§ **THE TASK**: Lift every line from the entries that includes the word "Anchor".
+++ PROVIDED RECORDS +++
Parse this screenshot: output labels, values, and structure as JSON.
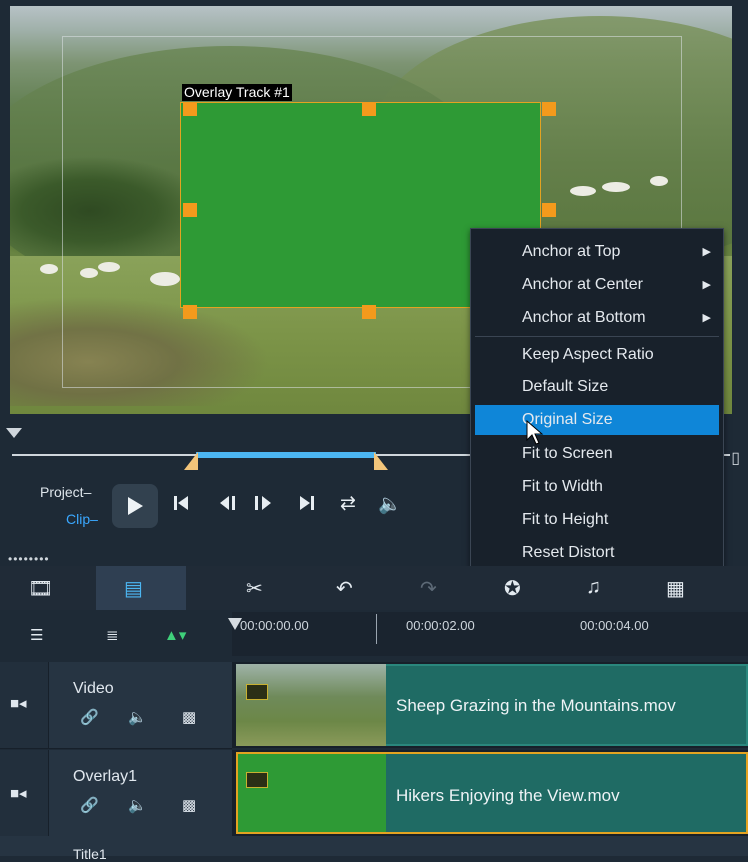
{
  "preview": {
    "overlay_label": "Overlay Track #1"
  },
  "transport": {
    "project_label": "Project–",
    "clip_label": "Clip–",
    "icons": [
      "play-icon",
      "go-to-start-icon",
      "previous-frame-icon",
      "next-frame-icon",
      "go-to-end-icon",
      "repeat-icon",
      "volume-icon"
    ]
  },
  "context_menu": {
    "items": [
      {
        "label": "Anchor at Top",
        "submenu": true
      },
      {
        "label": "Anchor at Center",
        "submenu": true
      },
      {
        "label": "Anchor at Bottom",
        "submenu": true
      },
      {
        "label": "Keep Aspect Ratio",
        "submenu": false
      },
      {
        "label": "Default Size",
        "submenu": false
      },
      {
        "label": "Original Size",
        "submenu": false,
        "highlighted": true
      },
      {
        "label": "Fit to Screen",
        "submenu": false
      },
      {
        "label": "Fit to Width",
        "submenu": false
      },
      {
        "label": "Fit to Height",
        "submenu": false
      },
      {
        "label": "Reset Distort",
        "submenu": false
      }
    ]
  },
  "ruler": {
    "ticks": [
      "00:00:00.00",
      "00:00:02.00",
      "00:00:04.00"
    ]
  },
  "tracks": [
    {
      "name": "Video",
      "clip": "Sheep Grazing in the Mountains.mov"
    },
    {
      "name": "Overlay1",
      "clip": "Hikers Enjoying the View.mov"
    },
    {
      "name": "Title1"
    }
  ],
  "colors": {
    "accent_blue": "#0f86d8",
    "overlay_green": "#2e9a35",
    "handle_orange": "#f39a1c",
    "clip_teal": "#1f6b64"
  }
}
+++
§ **RESULT**:
        "label": "Anchor at Top",
        "label": "Anchor at Center",
        "label": "Anchor at Bottom",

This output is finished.